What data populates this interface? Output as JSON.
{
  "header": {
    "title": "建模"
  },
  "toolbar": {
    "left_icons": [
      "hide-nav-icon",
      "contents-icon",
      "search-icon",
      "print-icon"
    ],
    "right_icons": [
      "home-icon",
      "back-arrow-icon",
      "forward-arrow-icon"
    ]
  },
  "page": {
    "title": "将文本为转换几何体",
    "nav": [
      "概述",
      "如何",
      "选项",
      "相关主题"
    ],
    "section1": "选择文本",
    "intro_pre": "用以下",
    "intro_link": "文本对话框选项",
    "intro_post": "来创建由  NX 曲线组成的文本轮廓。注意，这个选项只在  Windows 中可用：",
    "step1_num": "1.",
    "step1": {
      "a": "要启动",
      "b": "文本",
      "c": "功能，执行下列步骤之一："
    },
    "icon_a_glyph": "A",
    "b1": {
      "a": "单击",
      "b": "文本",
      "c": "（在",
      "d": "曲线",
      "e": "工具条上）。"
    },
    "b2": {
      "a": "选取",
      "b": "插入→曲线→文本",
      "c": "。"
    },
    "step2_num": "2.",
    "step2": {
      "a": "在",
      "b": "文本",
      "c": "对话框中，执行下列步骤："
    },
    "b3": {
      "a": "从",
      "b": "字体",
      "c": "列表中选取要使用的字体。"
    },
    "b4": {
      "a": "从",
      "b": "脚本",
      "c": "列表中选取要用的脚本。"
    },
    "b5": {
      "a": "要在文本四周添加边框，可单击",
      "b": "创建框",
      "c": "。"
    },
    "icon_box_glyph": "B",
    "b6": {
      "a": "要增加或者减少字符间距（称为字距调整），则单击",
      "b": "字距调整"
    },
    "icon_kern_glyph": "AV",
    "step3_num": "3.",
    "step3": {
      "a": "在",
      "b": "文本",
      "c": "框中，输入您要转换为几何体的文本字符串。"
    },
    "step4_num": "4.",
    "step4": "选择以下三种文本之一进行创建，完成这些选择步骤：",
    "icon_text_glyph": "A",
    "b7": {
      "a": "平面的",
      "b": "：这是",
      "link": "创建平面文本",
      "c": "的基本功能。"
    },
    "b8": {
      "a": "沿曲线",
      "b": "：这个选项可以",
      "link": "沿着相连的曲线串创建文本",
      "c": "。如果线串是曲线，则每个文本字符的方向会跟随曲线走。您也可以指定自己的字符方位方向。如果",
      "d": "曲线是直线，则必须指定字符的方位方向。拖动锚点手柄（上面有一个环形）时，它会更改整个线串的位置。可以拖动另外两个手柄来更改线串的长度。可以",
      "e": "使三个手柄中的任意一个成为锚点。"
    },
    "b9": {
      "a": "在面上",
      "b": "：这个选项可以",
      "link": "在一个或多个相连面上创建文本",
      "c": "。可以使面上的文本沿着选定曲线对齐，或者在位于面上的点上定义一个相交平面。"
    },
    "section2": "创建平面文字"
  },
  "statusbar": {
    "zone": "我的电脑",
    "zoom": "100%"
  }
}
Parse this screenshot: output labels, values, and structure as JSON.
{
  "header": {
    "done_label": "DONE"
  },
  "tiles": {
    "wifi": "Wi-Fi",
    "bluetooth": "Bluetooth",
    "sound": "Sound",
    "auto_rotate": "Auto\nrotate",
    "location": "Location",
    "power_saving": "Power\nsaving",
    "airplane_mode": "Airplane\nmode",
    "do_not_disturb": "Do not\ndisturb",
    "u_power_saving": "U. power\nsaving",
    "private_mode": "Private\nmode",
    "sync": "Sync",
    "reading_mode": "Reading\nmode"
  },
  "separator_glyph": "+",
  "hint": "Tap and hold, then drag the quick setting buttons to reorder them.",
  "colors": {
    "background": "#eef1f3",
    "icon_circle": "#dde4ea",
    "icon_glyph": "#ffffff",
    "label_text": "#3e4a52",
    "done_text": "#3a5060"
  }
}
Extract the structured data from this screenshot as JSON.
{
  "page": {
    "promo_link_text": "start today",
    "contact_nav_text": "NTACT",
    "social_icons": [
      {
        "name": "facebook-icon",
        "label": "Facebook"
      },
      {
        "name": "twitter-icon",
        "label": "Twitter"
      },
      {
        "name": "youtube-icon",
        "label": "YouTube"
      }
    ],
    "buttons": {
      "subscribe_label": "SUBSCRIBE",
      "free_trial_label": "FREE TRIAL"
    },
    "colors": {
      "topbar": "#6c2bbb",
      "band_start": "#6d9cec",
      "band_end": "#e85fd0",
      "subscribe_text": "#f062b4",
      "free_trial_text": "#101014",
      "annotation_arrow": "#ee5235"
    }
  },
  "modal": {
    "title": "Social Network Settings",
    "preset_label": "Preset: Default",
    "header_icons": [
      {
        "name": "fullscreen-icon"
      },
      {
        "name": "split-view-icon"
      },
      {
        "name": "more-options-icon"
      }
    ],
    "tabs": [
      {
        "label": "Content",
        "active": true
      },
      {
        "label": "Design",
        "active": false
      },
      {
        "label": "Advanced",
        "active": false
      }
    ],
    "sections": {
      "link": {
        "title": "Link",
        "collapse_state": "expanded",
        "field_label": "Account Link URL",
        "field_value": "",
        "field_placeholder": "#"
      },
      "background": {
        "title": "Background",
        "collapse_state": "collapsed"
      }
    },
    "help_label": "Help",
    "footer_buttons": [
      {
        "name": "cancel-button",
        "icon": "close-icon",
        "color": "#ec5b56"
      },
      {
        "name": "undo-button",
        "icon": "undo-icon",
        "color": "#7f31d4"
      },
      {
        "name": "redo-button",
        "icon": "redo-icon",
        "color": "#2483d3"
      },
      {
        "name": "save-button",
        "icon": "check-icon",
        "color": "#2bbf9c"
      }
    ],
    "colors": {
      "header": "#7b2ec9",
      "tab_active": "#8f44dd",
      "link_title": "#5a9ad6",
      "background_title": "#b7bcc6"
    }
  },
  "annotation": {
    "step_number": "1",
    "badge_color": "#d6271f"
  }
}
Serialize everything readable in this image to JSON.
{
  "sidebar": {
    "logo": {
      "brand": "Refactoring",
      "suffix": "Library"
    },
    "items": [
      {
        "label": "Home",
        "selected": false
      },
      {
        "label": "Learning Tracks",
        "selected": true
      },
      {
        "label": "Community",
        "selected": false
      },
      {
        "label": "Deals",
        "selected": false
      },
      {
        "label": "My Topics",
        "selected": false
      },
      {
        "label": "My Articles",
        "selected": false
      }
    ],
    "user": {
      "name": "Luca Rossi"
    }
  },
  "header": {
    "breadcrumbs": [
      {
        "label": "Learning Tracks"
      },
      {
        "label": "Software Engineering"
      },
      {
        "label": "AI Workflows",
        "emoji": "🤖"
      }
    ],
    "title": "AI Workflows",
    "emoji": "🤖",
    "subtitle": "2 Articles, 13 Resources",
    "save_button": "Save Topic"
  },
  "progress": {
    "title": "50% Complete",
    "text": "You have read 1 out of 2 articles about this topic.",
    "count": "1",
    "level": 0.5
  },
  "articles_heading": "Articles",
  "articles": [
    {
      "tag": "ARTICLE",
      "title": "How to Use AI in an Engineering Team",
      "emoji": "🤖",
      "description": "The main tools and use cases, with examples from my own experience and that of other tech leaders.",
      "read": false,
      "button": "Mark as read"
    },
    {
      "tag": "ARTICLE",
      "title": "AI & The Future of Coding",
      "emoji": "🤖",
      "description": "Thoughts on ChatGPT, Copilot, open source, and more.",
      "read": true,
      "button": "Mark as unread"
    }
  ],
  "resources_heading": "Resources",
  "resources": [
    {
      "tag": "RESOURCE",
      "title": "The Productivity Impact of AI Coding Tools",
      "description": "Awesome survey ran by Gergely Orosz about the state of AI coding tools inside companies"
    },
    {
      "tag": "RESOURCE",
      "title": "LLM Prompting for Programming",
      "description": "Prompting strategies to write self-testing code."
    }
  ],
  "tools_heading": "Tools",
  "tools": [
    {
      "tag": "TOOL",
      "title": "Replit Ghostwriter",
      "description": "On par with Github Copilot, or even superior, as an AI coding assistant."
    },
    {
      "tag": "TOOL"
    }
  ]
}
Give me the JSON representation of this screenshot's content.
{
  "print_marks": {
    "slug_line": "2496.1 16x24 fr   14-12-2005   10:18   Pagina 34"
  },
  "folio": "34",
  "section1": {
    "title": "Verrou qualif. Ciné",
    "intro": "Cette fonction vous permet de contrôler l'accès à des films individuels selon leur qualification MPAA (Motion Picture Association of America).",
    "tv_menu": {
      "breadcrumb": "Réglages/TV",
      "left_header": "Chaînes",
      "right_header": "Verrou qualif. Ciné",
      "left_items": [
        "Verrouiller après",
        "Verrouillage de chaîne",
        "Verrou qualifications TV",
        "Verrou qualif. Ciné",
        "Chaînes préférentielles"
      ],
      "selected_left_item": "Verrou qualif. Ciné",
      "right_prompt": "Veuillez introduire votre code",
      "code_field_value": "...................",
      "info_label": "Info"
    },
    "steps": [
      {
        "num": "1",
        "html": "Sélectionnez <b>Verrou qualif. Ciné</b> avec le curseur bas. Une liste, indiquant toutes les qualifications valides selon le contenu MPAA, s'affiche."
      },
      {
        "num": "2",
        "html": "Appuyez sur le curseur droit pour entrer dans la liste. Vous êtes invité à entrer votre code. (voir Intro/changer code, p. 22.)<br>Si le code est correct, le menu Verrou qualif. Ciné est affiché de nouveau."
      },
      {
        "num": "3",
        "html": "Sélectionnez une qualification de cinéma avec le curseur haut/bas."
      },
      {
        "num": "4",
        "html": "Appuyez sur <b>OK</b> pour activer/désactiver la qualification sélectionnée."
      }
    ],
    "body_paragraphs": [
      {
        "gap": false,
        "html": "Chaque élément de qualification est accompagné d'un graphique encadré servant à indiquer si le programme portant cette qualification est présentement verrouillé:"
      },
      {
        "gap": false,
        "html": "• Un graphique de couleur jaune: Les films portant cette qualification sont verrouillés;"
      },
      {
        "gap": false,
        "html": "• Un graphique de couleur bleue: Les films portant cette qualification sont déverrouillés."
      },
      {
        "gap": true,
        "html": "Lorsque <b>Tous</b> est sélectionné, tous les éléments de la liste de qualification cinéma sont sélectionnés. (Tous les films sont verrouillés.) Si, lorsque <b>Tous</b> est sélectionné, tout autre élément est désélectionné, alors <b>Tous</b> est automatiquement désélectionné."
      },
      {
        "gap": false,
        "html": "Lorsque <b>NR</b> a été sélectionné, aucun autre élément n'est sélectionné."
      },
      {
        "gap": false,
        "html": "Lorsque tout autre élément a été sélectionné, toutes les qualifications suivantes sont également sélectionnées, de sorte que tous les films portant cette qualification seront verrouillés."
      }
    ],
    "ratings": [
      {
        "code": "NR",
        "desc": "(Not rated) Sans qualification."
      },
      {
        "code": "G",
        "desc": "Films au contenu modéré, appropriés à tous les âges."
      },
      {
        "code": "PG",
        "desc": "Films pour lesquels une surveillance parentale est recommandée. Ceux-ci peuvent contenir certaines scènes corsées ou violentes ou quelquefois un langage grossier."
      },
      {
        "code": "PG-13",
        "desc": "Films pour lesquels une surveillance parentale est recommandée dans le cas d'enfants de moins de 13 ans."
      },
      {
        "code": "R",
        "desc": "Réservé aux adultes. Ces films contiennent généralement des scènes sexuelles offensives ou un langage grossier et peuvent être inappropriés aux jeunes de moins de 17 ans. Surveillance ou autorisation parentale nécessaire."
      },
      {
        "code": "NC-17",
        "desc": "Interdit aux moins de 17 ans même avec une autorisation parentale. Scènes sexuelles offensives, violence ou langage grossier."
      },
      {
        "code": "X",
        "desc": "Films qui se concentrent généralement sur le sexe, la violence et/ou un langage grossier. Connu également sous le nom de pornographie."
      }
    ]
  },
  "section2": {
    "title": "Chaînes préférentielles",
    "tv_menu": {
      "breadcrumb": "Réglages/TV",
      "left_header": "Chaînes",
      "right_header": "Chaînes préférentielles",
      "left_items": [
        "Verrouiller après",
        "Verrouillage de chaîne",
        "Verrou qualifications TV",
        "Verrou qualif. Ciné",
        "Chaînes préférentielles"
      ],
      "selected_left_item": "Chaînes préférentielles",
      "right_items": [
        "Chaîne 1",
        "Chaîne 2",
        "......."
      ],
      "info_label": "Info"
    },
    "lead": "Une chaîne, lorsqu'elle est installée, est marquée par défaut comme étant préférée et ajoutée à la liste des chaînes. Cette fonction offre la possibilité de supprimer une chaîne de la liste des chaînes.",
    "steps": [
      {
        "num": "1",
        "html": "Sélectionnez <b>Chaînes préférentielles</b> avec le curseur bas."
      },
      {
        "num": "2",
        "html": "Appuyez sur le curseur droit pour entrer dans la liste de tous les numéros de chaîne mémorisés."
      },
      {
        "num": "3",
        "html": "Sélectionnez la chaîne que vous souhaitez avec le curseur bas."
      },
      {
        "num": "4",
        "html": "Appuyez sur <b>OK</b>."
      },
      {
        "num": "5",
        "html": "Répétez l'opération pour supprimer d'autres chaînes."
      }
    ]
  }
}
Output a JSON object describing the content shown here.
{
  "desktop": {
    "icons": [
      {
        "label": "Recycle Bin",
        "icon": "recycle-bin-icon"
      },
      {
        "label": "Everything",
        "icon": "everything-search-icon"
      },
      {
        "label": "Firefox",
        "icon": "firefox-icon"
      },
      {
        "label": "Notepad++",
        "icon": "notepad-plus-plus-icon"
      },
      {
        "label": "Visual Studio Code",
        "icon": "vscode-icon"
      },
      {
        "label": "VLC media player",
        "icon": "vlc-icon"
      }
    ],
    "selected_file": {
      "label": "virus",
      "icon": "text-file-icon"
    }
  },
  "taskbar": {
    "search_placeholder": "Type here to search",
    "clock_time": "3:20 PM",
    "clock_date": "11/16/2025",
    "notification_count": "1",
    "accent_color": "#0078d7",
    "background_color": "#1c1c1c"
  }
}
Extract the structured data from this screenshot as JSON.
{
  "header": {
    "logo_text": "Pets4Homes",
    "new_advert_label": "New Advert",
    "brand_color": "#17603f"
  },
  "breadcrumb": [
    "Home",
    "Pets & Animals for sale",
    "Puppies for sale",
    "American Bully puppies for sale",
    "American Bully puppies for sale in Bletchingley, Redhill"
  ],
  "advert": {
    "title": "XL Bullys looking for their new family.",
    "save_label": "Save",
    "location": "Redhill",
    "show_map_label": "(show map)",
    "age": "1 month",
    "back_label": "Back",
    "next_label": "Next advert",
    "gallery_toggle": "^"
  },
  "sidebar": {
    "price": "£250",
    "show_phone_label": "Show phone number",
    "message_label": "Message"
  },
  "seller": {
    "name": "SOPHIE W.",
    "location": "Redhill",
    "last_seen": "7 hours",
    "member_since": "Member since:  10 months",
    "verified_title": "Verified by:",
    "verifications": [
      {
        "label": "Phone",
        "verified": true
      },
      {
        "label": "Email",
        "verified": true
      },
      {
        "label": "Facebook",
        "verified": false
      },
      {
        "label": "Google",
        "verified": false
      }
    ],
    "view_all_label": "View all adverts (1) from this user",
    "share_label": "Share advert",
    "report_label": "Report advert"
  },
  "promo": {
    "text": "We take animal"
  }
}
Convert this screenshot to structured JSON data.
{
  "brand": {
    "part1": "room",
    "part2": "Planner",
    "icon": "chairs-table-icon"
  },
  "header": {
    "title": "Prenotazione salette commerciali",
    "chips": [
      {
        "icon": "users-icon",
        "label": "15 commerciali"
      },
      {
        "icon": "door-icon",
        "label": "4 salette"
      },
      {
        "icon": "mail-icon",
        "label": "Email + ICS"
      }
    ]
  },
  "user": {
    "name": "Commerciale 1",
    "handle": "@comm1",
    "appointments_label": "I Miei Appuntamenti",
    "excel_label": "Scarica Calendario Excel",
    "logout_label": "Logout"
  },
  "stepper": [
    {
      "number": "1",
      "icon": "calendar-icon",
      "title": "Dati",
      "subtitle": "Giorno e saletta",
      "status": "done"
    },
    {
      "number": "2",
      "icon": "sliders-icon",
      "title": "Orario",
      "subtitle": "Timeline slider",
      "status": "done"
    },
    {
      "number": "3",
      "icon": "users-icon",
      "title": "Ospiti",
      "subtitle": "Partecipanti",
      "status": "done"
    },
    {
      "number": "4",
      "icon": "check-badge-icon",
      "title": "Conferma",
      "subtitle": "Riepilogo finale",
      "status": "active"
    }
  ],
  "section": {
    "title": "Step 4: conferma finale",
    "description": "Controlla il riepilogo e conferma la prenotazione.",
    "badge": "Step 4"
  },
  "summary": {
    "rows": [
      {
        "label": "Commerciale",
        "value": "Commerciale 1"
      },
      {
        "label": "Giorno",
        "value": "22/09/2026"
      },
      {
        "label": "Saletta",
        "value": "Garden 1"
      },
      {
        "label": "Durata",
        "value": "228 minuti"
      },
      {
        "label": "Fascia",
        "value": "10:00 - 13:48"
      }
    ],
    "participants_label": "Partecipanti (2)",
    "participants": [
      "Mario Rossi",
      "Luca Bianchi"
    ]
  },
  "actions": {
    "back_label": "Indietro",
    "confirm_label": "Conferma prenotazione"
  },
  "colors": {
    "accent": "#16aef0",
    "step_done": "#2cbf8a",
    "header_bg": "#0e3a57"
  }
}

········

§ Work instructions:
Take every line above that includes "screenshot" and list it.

§ Exercise output:
Parse this screenshot: output labels, values, and structure as JSON.
Extract the structured data from this screenshot as JSON.
Give me the JSON representation of this screenshot's content.
Extract the structured data from this screenshot as JSON.
Convert this screenshot to structured JSON data.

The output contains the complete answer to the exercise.